A roadside blast killed three Pakistani paramilitary soldiers and wounded two on Saturday in a tribal region near the Afghan border, a military spokesman said.
The blast hit the soldiers on patrol 20 km (12 miles) east of Miranshah, the main town in the North Waziristan region, where Taliban and al Qaeda militants have been active.
"Soldiers were on a foot petrol when hit by an improvised device near a military checkpoint. It killed three of them," said military spokesman Major-General Waheed Arshad.
The attack came four days after an apparent missile attack killed 33 militants at a training camp in the region. Military officials said 23 of the dead were of Arab origin.
Intelligence officials said the missiles were possibly fired by US forces in Afghanistan. The Pakistani military denied any missiles had been fired and said the militants were killed in an explosion while making bombs.
Many Taliban and foreign al Qaeda militants fled to North Waziristan after US-led forces toppled Afghanistan's Taliban regime in 2001.
Afghan and US military say the militants direct their intensified insurgency in Afghanistan, and plot violence elsewhere, from sanctuaries on the Pakistani side of the border, including in North Waziristan.
Last September, the government struck a peace deal in North Waziristan aimed at marginalising foreign militants but critics said the pact had created a sanctuary for militants.

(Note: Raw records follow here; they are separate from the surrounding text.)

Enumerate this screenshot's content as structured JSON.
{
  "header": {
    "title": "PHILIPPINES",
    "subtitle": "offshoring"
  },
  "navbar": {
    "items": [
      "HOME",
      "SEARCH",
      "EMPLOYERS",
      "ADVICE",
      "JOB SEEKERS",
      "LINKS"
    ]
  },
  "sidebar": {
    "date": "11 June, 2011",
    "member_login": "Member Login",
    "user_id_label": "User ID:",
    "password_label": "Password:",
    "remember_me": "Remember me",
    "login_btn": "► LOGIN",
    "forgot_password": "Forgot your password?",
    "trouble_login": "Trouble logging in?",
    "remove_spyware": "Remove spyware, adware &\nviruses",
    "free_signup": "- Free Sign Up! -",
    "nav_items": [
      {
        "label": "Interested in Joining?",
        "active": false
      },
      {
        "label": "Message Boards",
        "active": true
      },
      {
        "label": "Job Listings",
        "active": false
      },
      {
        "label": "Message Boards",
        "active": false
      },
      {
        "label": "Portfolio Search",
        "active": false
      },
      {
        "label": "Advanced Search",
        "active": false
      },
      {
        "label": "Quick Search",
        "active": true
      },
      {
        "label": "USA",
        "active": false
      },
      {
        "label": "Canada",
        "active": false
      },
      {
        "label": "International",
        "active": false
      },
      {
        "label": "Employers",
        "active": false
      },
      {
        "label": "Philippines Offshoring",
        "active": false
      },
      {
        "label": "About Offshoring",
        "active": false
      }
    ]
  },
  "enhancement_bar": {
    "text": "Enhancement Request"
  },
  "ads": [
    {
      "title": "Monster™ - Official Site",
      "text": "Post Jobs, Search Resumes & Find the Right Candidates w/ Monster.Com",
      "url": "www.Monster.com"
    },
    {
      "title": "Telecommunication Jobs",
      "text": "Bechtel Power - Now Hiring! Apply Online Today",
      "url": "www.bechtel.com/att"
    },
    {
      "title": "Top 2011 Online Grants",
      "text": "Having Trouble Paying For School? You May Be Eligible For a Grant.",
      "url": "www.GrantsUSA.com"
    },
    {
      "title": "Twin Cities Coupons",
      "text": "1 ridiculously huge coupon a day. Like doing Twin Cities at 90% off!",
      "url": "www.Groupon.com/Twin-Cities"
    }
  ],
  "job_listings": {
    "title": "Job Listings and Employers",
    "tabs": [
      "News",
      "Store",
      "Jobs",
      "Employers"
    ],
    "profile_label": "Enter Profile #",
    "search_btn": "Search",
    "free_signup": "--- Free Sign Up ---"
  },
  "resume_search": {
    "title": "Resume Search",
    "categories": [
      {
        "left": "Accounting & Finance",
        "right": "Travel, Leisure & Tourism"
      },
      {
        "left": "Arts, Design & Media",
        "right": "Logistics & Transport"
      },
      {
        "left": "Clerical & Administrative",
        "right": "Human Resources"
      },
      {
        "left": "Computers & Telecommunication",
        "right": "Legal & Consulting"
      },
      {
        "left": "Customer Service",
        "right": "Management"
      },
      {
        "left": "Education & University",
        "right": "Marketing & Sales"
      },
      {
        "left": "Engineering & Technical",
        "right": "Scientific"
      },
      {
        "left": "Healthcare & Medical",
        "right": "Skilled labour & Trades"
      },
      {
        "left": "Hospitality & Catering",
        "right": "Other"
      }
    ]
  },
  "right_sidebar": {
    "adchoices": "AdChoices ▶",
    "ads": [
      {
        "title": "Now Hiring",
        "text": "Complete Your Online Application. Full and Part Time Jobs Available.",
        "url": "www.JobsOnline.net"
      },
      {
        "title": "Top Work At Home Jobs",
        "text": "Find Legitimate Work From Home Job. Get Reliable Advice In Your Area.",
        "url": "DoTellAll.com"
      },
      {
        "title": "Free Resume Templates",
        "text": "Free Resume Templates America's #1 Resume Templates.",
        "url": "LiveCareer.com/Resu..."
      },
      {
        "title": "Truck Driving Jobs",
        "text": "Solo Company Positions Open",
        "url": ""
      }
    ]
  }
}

Nevertheless, the level of violence in North Waziristan has fallen sharply since then, and militant attacks on Pakistani troops have been rare.